● Task directions
What is the number of lines in these records with "size" in them? Answer with that number only.

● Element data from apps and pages
—————

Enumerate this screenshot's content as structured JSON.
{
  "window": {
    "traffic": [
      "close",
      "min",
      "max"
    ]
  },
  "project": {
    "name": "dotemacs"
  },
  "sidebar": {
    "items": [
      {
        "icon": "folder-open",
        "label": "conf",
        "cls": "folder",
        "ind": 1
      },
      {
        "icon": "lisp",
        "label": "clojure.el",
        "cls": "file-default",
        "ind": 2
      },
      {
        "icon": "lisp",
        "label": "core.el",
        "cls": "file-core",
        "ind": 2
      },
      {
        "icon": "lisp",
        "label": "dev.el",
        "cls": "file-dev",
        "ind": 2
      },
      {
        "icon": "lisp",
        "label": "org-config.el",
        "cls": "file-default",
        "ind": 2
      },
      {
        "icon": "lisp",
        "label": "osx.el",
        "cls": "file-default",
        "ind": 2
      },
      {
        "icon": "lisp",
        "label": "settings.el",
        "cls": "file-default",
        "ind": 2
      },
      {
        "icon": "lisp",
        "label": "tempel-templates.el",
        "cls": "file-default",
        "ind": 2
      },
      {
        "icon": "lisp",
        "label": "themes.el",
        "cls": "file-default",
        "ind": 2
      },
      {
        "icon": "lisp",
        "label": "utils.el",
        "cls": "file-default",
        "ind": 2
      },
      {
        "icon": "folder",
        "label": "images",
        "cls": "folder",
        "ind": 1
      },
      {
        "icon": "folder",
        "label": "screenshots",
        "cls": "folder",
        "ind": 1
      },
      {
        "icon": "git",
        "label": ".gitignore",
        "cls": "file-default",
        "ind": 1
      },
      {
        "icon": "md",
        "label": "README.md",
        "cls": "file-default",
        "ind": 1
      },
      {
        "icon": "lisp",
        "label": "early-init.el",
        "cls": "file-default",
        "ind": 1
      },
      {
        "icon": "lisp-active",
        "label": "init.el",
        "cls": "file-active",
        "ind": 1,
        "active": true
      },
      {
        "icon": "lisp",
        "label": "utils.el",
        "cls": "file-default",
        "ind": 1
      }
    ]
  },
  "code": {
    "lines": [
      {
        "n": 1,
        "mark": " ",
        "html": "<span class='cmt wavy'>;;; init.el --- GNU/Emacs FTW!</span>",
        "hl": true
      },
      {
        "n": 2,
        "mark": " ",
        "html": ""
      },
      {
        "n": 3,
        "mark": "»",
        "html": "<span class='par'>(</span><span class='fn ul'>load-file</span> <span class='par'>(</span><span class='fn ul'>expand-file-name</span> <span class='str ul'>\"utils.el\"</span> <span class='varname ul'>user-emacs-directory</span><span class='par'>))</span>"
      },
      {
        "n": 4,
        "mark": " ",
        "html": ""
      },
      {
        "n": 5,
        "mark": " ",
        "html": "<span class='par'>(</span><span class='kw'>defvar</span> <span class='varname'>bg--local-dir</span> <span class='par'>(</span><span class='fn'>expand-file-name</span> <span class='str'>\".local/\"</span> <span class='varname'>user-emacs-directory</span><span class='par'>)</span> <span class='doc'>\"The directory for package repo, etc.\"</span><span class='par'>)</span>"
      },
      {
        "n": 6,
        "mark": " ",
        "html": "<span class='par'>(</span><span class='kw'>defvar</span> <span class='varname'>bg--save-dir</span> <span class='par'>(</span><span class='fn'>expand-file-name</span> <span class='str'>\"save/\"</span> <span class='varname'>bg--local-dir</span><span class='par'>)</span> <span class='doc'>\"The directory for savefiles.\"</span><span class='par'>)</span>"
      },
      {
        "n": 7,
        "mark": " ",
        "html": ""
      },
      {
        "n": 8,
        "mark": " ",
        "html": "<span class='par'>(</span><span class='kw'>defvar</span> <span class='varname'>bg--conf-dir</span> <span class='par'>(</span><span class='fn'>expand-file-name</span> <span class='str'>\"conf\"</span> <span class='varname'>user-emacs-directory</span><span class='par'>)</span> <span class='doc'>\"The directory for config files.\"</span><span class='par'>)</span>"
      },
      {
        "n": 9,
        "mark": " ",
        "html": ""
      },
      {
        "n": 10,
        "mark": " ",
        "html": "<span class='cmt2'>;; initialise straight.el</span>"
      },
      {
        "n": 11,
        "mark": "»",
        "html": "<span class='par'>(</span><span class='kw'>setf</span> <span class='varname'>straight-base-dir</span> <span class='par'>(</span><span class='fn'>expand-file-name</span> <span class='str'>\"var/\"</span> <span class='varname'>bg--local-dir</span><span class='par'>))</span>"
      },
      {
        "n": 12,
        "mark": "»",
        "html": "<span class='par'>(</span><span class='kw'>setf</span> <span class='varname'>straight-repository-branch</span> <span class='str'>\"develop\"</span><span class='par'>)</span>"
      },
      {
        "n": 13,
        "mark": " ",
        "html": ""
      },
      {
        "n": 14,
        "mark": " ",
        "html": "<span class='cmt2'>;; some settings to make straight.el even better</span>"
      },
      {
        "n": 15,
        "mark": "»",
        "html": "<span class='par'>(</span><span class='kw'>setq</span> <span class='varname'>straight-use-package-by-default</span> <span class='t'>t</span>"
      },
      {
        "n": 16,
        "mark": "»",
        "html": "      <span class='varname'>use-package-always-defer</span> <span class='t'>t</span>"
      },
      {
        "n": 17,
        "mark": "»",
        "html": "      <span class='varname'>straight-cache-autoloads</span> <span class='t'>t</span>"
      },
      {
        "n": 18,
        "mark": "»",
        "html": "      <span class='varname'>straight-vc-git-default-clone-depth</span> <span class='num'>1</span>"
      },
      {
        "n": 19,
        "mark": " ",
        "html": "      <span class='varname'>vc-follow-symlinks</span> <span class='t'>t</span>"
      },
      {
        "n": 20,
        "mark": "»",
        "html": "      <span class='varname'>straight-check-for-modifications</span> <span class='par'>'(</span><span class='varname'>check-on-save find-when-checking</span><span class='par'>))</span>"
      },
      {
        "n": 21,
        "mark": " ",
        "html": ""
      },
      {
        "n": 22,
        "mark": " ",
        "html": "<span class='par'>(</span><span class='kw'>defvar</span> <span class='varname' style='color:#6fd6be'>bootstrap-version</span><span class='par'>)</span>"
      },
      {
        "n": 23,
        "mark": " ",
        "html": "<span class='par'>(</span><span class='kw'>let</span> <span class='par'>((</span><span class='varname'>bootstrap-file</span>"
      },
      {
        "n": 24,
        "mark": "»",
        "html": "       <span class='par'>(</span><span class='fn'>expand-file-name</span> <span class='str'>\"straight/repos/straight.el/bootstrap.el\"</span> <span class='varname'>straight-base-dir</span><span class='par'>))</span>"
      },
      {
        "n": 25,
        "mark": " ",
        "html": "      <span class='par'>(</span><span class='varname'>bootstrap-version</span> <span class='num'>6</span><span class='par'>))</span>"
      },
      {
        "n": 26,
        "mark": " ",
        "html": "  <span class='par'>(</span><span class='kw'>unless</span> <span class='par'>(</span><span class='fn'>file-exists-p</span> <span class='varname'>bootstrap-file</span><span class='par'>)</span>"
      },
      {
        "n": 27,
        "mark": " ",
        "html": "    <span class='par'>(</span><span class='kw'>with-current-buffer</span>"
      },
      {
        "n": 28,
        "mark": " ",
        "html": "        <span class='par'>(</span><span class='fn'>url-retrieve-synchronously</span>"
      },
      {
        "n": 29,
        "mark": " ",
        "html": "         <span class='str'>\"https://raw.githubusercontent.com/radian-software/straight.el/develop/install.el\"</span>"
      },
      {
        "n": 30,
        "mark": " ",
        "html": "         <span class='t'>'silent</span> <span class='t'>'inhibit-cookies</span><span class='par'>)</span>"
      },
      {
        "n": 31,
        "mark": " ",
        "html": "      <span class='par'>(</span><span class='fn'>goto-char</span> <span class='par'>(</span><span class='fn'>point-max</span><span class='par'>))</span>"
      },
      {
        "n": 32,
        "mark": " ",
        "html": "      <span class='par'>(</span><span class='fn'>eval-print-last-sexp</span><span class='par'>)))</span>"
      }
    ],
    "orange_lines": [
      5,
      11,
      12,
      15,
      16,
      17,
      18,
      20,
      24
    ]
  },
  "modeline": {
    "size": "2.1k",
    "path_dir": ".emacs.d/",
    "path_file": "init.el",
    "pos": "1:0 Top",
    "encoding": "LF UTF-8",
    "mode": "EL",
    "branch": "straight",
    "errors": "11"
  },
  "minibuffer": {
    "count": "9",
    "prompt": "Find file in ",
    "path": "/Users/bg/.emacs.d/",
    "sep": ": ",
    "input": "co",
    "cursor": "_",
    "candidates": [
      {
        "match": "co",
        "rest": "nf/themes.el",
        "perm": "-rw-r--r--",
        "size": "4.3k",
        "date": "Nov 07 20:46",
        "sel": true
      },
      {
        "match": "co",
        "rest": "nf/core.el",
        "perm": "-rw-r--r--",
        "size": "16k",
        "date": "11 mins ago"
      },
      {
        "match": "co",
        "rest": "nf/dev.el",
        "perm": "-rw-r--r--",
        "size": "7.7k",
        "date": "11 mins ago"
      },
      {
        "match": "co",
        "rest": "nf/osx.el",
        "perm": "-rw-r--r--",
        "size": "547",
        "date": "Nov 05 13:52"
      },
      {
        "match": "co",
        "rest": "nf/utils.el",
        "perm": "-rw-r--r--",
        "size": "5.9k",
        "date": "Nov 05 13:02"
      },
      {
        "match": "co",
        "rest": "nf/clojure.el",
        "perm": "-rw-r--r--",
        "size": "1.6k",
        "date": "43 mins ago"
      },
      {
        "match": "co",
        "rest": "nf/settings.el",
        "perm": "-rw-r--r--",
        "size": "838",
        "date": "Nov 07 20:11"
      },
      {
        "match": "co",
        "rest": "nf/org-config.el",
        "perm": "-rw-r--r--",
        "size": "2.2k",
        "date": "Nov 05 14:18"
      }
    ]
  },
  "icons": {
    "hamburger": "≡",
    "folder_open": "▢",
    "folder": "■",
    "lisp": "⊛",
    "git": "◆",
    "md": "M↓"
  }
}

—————

● Result
9